■ **DIRECTIONS FOR THIS TASK**
Could you print the data that follows exactly as given?

(Stored data entries)

------------

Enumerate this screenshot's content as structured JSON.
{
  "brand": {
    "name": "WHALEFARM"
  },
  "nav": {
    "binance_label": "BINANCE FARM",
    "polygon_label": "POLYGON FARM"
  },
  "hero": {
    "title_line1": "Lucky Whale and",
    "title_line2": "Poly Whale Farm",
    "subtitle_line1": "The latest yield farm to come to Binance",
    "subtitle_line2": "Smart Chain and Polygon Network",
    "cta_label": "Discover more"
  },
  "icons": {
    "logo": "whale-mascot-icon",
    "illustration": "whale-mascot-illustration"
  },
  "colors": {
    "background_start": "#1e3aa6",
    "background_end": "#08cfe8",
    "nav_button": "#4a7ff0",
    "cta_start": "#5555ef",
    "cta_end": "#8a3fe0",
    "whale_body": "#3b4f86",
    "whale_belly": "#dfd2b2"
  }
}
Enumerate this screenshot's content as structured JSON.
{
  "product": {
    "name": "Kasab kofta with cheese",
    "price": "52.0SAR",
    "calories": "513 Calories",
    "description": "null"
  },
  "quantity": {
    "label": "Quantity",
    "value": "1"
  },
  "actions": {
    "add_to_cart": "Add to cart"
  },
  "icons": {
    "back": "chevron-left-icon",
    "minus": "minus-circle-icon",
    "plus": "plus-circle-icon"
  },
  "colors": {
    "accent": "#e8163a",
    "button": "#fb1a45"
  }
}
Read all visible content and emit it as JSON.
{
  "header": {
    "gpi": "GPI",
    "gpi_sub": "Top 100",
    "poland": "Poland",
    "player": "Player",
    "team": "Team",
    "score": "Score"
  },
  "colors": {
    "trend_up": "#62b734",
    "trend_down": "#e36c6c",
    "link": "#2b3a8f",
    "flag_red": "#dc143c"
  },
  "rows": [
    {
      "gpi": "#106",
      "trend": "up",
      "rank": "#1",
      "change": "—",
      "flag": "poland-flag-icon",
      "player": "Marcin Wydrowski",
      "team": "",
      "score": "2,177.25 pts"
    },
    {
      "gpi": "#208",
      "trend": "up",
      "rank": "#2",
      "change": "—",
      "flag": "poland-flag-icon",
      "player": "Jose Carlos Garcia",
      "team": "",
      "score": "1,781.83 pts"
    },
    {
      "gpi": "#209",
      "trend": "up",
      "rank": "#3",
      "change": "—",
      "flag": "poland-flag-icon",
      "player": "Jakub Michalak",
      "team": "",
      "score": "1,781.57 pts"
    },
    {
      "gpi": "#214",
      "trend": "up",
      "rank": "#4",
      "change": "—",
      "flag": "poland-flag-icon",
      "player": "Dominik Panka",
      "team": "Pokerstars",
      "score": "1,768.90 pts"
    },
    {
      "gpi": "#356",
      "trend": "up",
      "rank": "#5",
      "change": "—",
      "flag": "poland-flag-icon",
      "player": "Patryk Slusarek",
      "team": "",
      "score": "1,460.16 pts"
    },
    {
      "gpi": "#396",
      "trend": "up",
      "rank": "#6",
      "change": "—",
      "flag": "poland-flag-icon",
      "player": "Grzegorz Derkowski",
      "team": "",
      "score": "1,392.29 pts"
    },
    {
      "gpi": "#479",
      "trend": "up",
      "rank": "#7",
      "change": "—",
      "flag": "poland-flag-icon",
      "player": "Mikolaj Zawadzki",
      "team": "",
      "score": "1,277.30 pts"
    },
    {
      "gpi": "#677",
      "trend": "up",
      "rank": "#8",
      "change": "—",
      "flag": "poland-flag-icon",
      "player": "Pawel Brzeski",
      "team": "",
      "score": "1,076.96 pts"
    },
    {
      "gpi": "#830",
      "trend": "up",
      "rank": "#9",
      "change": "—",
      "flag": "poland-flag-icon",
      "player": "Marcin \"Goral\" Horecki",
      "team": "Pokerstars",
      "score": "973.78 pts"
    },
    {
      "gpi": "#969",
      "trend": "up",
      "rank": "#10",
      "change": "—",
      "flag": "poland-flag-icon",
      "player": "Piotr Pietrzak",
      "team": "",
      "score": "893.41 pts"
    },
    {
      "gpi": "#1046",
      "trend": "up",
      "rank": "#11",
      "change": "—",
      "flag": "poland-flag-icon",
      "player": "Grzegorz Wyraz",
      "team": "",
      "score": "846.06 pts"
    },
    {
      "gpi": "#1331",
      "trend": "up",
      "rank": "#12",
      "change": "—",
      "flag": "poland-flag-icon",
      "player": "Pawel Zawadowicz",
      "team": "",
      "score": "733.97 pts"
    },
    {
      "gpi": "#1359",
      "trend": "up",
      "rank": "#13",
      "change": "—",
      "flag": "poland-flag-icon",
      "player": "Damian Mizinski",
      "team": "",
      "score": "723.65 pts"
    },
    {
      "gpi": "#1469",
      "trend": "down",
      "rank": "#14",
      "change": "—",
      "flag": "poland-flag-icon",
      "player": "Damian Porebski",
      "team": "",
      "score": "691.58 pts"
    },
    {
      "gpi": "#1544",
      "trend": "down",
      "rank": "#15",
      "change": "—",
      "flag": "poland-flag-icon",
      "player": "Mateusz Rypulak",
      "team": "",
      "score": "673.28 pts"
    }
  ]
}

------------

■ **SOLUTION TO THIS EXERCISE**
Enumerate this screenshot's content as structured JSON.
{
  "brand": {
    "name": "WHALEFARM"
  },
  "nav": {
    "binance_label": "BINANCE FARM",
    "polygon_label": "POLYGON FARM"
  },
  "hero": {
    "title_line1": "Lucky Whale and",
    "title_line2": "Poly Whale Farm",
    "subtitle_line1": "The latest yield farm to come to Binance",
    "subtitle_line2": "Smart Chain and Polygon Network",
    "cta_label": "Discover more"
  },
  "icons": {
    "logo": "whale-mascot-icon",
    "illustration": "whale-mascot-illustration"
  },
  "colors": {
    "background_start": "#1e3aa6",
    "background_end": "#08cfe8",
    "nav_button": "#4a7ff0",
    "cta_start": "#5555ef",
    "cta_end": "#8a3fe0",
    "whale_body": "#3b4f86",
    "whale_belly": "#dfd2b2"
  }
}
Enumerate this screenshot's content as structured JSON.
{
  "product": {
    "name": "Kasab kofta with cheese",
    "price": "52.0SAR",
    "calories": "513 Calories",
    "description": "null"
  },
  "quantity": {
    "label": "Quantity",
    "value": "1"
  },
  "actions": {
    "add_to_cart": "Add to cart"
  },
  "icons": {
    "back": "chevron-left-icon",
    "minus": "minus-circle-icon",
    "plus": "plus-circle-icon"
  },
  "colors": {
    "accent": "#e8163a",
    "button": "#fb1a45"
  }
}
Read all visible content and emit it as JSON.
{
  "header": {
    "gpi": "GPI",
    "gpi_sub": "Top 100",
    "poland": "Poland",
    "player": "Player",
    "team": "Team",
    "score": "Score"
  },
  "colors": {
    "trend_up": "#62b734",
    "trend_down": "#e36c6c",
    "link": "#2b3a8f",
    "flag_red": "#dc143c"
  },
  "rows": [
    {
      "gpi": "#106",
      "trend": "up",
      "rank": "#1",
      "change": "—",
      "flag": "poland-flag-icon",
      "player": "Marcin Wydrowski",
      "team": "",
      "score": "2,177.25 pts"
    },
    {
      "gpi": "#208",
      "trend": "up",
      "rank": "#2",
      "change": "—",
      "flag": "poland-flag-icon",
      "player": "Jose Carlos Garcia",
      "team": "",
      "score": "1,781.83 pts"
    },
    {
      "gpi": "#209",
      "trend": "up",
      "rank": "#3",
      "change": "—",
      "flag": "poland-flag-icon",
      "player": "Jakub Michalak",
      "team": "",
      "score": "1,781.57 pts"
    },
    {
      "gpi": "#214",
      "trend": "up",
      "rank": "#4",
      "change": "—",
      "flag": "poland-flag-icon",
      "player": "Dominik Panka",
      "team": "Pokerstars",
      "score": "1,768.90 pts"
    },
    {
      "gpi": "#356",
      "trend": "up",
      "rank": "#5",
      "change": "—",
      "flag": "poland-flag-icon",
      "player": "Patryk Slusarek",
      "team": "",
      "score": "1,460.16 pts"
    },
    {
      "gpi": "#396",
      "trend": "up",
      "rank": "#6",
      "change": "—",
      "flag": "poland-flag-icon",
      "player": "Grzegorz Derkowski",
      "team": "",
      "score": "1,392.29 pts"
    },
    {
      "gpi": "#479",
      "trend": "up",
      "rank": "#7",
      "change": "—",
      "flag": "poland-flag-icon",
      "player": "Mikolaj Zawadzki",
      "team": "",
      "score": "1,277.30 pts"
    },
    {
      "gpi": "#677",
      "trend": "up",
      "rank": "#8",
      "change": "—",
      "flag": "poland-flag-icon",
      "player": "Pawel Brzeski",
      "team": "",
      "score": "1,076.96 pts"
    },
    {
      "gpi": "#830",
      "trend": "up",
      "rank": "#9",
      "change": "—",
      "flag": "poland-flag-icon",
      "player": "Marcin \"Goral\" Horecki",
      "team": "Pokerstars",
      "score": "973.78 pts"
    },
    {
      "gpi": "#969",
      "trend": "up",
      "rank": "#10",
      "change": "—",
      "flag": "poland-flag-icon",
      "player": "Piotr Pietrzak",
      "team": "",
      "score": "893.41 pts"
    },
    {
      "gpi": "#1046",
      "trend": "up",
      "rank": "#11",
      "change": "—",
      "flag": "poland-flag-icon",
      "player": "Grzegorz Wyraz",
      "team": "",
      "score": "846.06 pts"
    },
    {
      "gpi": "#1331",
      "trend": "up",
      "rank": "#12",
      "change": "—",
      "flag": "poland-flag-icon",
      "player": "Pawel Zawadowicz",
      "team": "",
      "score": "733.97 pts"
    },
    {
      "gpi": "#1359",
      "trend": "up",
      "rank": "#13",
      "change": "—",
      "flag": "poland-flag-icon",
      "player": "Damian Mizinski",
      "team": "",
      "score": "723.65 pts"
    },
    {
      "gpi": "#1469",
      "trend": "down",
      "rank": "#14",
      "change": "—",
      "flag": "poland-flag-icon",
      "player": "Damian Porebski",
      "team": "",
      "score": "691.58 pts"
    },
    {
      "gpi": "#1544",
      "trend": "down",
      "rank": "#15",
      "change": "—",
      "flag": "poland-flag-icon",
      "player": "Mateusz Rypulak",
      "team": "",
      "score": "673.28 pts"
    }
  ]
}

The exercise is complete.